● WHAT TO WORK ON: Copy the listing below in full, exactly.

● EXTRACTED RECORDS:
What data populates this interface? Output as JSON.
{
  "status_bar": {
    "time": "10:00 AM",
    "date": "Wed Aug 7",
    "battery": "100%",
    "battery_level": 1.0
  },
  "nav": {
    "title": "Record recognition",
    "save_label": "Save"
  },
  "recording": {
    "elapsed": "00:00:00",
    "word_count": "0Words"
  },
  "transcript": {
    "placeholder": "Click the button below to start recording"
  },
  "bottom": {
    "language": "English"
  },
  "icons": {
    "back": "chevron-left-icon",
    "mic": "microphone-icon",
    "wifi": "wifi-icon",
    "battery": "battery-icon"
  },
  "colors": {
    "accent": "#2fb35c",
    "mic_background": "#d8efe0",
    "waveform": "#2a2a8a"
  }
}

● OUTPUT OF THE EXERCISE:
What data populates this interface? Output as JSON.
{
  "status_bar": {
    "time": "10:00 AM",
    "date": "Wed Aug 7",
    "battery": "100%",
    "battery_level": 1.0
  },
  "nav": {
    "title": "Record recognition",
    "save_label": "Save"
  },
  "recording": {
    "elapsed": "00:00:00",
    "word_count": "0Words"
  },
  "transcript": {
    "placeholder": "Click the button below to start recording"
  },
  "bottom": {
    "language": "English"
  },
  "icons": {
    "back": "chevron-left-icon",
    "mic": "microphone-icon",
    "wifi": "wifi-icon",
    "battery": "battery-icon"
  },
  "colors": {
    "accent": "#2fb35c",
    "mic_background": "#d8efe0",
    "waveform": "#2a2a8a"
  }
}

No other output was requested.